Dataset excerpts:
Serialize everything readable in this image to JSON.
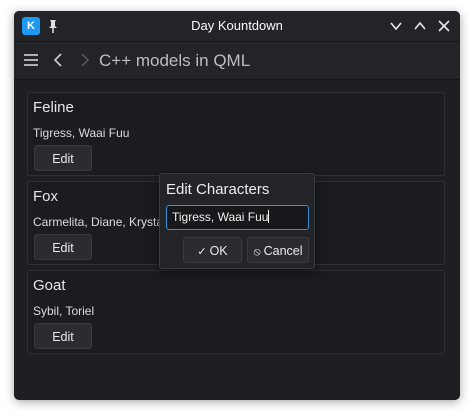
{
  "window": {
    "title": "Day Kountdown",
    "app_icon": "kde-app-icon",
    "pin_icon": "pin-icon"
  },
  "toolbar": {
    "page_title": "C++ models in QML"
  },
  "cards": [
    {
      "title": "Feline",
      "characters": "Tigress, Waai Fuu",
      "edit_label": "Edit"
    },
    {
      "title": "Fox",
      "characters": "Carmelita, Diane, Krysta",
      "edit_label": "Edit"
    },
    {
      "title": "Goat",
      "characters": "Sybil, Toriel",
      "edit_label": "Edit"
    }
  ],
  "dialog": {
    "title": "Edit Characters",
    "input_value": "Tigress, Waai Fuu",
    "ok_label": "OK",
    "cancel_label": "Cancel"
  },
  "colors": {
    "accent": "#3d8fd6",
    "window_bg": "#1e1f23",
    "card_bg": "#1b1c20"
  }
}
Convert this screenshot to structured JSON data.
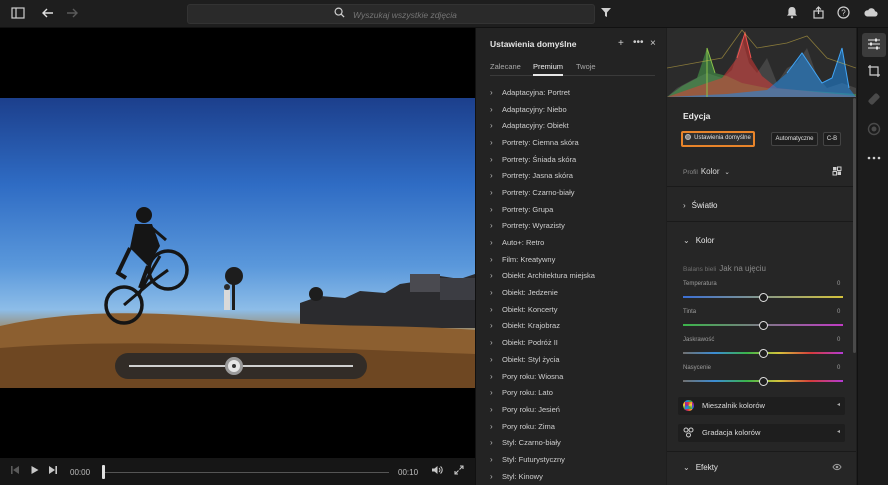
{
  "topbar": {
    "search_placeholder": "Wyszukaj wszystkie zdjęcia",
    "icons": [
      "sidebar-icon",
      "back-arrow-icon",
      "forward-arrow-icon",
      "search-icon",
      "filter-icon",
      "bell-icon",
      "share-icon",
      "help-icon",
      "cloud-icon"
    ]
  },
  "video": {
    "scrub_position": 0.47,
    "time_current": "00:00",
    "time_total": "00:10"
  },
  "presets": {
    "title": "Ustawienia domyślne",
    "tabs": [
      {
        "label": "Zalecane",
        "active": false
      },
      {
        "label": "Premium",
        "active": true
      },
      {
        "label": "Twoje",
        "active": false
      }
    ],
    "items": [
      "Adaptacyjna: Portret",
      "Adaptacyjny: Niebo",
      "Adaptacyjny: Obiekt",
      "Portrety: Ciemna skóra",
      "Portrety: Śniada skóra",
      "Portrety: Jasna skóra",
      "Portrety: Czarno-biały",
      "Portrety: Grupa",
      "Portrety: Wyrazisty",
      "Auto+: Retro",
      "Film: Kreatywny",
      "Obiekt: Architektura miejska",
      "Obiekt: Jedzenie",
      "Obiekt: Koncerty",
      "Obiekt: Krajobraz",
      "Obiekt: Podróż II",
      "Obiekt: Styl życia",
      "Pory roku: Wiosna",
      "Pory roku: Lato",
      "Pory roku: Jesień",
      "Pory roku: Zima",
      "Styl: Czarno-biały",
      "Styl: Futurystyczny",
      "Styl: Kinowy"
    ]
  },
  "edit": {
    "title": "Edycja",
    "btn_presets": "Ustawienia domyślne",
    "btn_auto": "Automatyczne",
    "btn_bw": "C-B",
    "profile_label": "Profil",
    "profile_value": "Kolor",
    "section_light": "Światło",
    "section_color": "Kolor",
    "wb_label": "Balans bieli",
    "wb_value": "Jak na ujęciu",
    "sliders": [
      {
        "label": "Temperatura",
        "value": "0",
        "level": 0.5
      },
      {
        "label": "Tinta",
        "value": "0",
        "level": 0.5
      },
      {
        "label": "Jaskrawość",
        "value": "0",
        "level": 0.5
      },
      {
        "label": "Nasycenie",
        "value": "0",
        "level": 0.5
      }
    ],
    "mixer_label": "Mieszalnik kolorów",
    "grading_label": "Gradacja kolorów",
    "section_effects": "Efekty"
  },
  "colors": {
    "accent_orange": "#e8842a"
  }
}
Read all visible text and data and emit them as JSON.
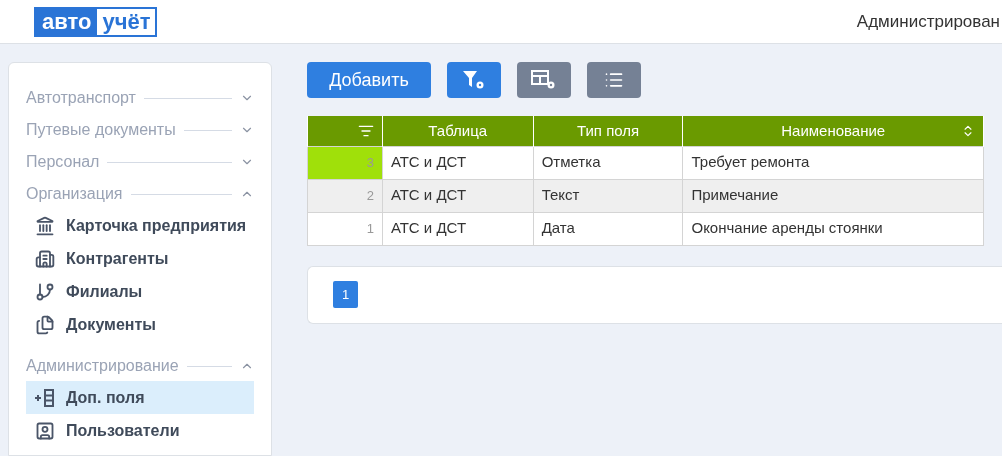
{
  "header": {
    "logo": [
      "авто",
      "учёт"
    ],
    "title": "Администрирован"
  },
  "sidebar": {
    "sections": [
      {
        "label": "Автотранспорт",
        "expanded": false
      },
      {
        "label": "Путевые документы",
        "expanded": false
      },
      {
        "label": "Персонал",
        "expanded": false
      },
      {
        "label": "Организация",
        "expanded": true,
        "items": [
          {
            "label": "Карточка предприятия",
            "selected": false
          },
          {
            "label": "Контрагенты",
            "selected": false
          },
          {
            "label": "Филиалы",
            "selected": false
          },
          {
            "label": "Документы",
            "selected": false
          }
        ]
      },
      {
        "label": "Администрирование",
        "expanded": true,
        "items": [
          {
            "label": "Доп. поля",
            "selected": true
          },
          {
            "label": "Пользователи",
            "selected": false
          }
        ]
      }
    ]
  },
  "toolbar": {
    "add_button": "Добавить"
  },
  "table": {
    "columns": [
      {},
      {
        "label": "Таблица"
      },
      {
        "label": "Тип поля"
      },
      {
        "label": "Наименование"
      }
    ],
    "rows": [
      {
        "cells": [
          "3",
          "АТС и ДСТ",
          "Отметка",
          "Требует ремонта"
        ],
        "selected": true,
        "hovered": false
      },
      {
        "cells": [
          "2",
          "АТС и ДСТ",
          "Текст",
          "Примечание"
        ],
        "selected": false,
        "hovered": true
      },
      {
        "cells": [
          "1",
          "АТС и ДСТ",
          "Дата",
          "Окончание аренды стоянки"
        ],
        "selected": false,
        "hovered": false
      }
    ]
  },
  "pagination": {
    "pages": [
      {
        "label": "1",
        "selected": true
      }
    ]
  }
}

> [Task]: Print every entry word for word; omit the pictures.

> [Exercise solution]:
Serialize everything readable in this image to JSON.
{
  "window": {
    "title": "Day Kountdown",
    "app_icon": "kde-app-icon",
    "pin_icon": "pin-icon"
  },
  "toolbar": {
    "page_title": "C++ models in QML"
  },
  "cards": [
    {
      "title": "Feline",
      "characters": "Tigress, Waai Fuu",
      "edit_label": "Edit"
    },
    {
      "title": "Fox",
      "characters": "Carmelita, Diane, Krysta",
      "edit_label": "Edit"
    },
    {
      "title": "Goat",
      "characters": "Sybil, Toriel",
      "edit_label": "Edit"
    }
  ],
  "dialog": {
    "title": "Edit Characters",
    "input_value": "Tigress, Waai Fuu",
    "ok_label": "OK",
    "cancel_label": "Cancel"
  },
  "colors": {
    "accent": "#3d8fd6",
    "window_bg": "#1e1f23",
    "card_bg": "#1b1c20"
  }
}
Convert this screenshot to structured JSON data.
{
  "topbar": {
    "search_placeholder": "Wyszukaj wszystkie zdjęcia",
    "icons": [
      "sidebar-icon",
      "back-arrow-icon",
      "forward-arrow-icon",
      "search-icon",
      "filter-icon",
      "bell-icon",
      "share-icon",
      "help-icon",
      "cloud-icon"
    ]
  },
  "video": {
    "scrub_position": 0.47,
    "time_current": "00:00",
    "time_total": "00:10"
  },
  "presets": {
    "title": "Ustawienia domyślne",
    "tabs": [
      {
        "label": "Zalecane",
        "active": false
      },
      {
        "label": "Premium",
        "active": true
      },
      {
        "label": "Twoje",
        "active": false
      }
    ],
    "items": [
      "Adaptacyjna: Portret",
      "Adaptacyjny: Niebo",
      "Adaptacyjny: Obiekt",
      "Portrety: Ciemna skóra",
      "Portrety: Śniada skóra",
      "Portrety: Jasna skóra",
      "Portrety: Czarno-biały",
      "Portrety: Grupa",
      "Portrety: Wyrazisty",
      "Auto+: Retro",
      "Film: Kreatywny",
      "Obiekt: Architektura miejska",
      "Obiekt: Jedzenie",
      "Obiekt: Koncerty",
      "Obiekt: Krajobraz",
      "Obiekt: Podróż II",
      "Obiekt: Styl życia",
      "Pory roku: Wiosna",
      "Pory roku: Lato",
      "Pory roku: Jesień",
      "Pory roku: Zima",
      "Styl: Czarno-biały",
      "Styl: Futurystyczny",
      "Styl: Kinowy"
    ]
  },
  "edit": {
    "title": "Edycja",
    "btn_presets": "Ustawienia domyślne",
    "btn_auto": "Automatyczne",
    "btn_bw": "C-B",
    "profile_label": "Profil",
    "profile_value": "Kolor",
    "section_light": "Światło",
    "section_color": "Kolor",
    "wb_label": "Balans bieli",
    "wb_value": "Jak na ujęciu",
    "sliders": [
      {
        "label": "Temperatura",
        "value": "0",
        "level": 0.5
      },
      {
        "label": "Tinta",
        "value": "0",
        "level": 0.5
      },
      {
        "label": "Jaskrawość",
        "value": "0",
        "level": 0.5
      },
      {
        "label": "Nasycenie",
        "value": "0",
        "level": 0.5
      }
    ],
    "mixer_label": "Mieszalnik kolorów",
    "grading_label": "Gradacja kolorów",
    "section_effects": "Efekty"
  },
  "colors": {
    "accent_orange": "#e8842a"
  }
}
Read all visible text and data and emit them as JSON.
{
  "header": {
    "logo": [
      "авто",
      "учёт"
    ],
    "title": "Администрирован"
  },
  "sidebar": {
    "sections": [
      {
        "label": "Автотранспорт",
        "expanded": false
      },
      {
        "label": "Путевые документы",
        "expanded": false
      },
      {
        "label": "Персонал",
        "expanded": false
      },
      {
        "label": "Организация",
        "expanded": true,
        "items": [
          {
            "label": "Карточка предприятия",
            "selected": false
          },
          {
            "label": "Контрагенты",
            "selected": false
          },
          {
            "label": "Филиалы",
            "selected": false
          },
          {
            "label": "Документы",
            "selected": false
          }
        ]
      },
      {
        "label": "Администрирование",
        "expanded": true,
        "items": [
          {
            "label": "Доп. поля",
            "selected": true
          },
          {
            "label": "Пользователи",
            "selected": false
          }
        ]
      }
    ]
  },
  "toolbar": {
    "add_button": "Добавить"
  },
  "table": {
    "columns": [
      {},
      {
        "label": "Таблица"
      },
      {
        "label": "Тип поля"
      },
      {
        "label": "Наименование"
      }
    ],
    "rows": [
      {
        "cells": [
          "3",
          "АТС и ДСТ",
          "Отметка",
          "Требует ремонта"
        ],
        "selected": true,
        "hovered": false
      },
      {
        "cells": [
          "2",
          "АТС и ДСТ",
          "Текст",
          "Примечание"
        ],
        "selected": false,
        "hovered": true
      },
      {
        "cells": [
          "1",
          "АТС и ДСТ",
          "Дата",
          "Окончание аренды стоянки"
        ],
        "selected": false,
        "hovered": false
      }
    ]
  },
  "pagination": {
    "pages": [
      {
        "label": "1",
        "selected": true
      }
    ]
  }
}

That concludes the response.